Elkins says manufactured housing communities with an 85 percent or higher occupancy rate, a low percentage of park-owned or rental homes, paved roads and driveways, home skirting, minimal exposed hitches and a predictable, consistent income stream are the most appealing opportunities from a lending perspective.
“The fundamentals are strong within multifamily housing and manufactured housing communities, both of which have shown to be resilient asset classes over the past several years,” Elkins says. “Both agencies consider MHC to be affordable and they typically underwrite to a maximum loan supported by a 1.25x debt service coverage ratio, utilizing a 30-year amortization and the prevailing interest rate.”
Since annual rent increases have been consistent and prevalent, Elkins says the agencies will consider a trailing one-month of collections in most instances, in order to capture a new rent increase, as opposed to requiring a trailing three months.
Inflation and interest rate volatility are influencing sponsors within the manufactured housing sector, though its outlook does have positive signs.

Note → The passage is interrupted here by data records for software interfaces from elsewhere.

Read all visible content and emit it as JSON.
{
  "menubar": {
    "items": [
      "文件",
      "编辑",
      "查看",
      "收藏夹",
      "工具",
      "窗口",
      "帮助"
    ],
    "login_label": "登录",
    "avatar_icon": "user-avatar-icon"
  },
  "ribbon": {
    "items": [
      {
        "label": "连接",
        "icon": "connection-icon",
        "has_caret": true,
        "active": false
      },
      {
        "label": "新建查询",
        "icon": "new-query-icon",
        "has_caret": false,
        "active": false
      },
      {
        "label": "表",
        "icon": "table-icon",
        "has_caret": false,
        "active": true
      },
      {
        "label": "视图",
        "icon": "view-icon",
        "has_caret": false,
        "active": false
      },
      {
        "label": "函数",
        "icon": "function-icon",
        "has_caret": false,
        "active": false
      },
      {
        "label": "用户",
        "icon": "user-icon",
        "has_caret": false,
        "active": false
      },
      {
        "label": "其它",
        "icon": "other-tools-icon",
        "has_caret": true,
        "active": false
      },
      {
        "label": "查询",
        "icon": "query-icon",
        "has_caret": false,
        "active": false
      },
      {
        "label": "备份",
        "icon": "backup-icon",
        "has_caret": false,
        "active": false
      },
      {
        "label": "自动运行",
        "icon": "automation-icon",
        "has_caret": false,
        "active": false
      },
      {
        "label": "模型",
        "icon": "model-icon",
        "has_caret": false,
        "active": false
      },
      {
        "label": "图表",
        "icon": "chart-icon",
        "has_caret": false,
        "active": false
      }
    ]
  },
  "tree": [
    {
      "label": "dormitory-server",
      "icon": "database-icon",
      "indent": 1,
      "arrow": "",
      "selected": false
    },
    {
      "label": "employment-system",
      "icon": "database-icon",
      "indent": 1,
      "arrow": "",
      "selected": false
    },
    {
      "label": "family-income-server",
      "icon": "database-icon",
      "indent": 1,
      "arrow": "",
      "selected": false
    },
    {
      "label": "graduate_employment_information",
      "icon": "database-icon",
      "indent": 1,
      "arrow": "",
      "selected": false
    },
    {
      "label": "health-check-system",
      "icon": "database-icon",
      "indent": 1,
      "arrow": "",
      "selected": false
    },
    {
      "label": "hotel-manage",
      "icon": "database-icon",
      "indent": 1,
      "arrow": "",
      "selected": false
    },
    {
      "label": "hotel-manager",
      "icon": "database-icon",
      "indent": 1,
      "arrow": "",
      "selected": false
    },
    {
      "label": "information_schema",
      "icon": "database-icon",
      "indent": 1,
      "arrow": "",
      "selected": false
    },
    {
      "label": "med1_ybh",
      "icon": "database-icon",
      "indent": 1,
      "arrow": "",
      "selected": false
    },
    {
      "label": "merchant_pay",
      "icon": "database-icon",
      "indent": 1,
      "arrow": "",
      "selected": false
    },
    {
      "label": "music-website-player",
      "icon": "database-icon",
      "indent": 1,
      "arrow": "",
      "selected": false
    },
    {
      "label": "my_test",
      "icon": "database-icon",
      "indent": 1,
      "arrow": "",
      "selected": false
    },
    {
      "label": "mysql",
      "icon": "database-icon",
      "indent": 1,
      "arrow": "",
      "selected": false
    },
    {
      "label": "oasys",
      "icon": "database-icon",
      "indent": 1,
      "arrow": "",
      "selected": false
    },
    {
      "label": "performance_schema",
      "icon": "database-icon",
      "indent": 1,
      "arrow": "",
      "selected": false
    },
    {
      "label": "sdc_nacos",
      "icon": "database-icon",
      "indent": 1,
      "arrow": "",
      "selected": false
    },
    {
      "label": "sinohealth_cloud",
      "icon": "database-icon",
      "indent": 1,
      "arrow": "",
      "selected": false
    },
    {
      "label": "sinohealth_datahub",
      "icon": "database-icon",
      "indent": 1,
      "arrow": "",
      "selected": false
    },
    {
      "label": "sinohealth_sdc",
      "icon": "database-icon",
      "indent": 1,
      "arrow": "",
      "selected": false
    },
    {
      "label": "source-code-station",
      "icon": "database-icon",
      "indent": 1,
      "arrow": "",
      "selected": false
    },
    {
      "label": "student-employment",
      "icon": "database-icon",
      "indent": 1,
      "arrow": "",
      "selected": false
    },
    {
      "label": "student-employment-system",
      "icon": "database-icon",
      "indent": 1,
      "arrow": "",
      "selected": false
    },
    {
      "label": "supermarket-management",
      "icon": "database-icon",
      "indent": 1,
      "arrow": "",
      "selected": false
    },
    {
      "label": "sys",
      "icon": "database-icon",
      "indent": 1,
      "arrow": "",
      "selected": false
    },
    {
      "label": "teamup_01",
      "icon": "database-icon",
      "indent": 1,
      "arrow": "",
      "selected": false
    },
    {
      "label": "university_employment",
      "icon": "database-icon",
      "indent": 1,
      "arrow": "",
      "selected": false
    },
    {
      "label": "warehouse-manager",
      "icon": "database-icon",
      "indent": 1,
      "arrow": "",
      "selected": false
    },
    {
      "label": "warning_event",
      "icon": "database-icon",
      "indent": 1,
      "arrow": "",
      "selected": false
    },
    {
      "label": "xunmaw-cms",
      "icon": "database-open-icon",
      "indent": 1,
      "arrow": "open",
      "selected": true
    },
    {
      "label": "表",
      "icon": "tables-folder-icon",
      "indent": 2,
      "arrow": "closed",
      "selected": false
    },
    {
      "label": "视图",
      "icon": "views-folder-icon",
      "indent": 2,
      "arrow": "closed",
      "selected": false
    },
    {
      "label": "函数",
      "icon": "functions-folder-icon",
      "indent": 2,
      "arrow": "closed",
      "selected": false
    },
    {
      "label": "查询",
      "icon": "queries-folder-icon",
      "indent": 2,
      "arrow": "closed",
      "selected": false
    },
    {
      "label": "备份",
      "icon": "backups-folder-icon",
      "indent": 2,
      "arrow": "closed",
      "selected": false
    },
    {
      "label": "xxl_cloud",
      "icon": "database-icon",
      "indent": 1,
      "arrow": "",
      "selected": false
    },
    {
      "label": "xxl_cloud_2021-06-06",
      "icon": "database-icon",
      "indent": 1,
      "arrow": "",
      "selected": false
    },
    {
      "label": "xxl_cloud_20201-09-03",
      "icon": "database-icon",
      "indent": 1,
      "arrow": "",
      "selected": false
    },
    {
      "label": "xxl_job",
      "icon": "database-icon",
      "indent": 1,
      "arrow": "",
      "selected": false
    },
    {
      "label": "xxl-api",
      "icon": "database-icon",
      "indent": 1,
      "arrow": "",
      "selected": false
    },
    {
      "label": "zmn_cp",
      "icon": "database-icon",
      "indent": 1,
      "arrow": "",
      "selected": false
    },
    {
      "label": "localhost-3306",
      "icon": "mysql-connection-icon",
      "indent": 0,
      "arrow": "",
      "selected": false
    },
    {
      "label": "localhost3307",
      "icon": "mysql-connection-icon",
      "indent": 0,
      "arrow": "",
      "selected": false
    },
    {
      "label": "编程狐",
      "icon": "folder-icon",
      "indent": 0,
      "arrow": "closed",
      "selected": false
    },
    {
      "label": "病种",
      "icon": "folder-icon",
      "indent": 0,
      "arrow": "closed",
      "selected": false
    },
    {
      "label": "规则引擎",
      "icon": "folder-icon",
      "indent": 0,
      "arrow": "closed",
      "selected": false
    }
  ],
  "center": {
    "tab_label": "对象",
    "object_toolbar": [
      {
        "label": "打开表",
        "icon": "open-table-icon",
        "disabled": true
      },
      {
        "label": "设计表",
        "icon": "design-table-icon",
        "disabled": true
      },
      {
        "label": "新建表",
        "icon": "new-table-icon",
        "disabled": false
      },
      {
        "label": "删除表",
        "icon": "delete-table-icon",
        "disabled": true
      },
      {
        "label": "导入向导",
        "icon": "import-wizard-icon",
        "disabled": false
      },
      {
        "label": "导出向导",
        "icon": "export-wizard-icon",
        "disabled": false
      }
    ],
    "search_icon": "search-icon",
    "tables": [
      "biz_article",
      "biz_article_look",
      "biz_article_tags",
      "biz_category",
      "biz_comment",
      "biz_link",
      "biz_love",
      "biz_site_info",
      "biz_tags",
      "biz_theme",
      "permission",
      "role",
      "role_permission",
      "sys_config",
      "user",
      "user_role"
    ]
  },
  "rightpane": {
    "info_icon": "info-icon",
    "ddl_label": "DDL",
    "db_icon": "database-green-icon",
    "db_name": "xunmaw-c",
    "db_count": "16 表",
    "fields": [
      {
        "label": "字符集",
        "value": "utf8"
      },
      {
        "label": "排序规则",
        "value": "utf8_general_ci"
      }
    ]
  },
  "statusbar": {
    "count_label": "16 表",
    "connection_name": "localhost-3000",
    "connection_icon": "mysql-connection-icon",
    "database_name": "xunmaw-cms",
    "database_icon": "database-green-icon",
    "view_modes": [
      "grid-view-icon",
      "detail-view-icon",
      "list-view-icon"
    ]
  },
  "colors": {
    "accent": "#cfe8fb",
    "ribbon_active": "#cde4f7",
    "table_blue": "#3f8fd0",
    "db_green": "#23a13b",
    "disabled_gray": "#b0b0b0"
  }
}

“Agency lending continues to be an attractive option to borrowers, given [its] consistent underwriting standards, loan terms and interest rates,” Reed says, noting agency lending is also based on in-place cashflow, which cuts down on financing volatility and post-closing performance pressures. “That sense of predictability is valuable for borrowers as they explore financing options.”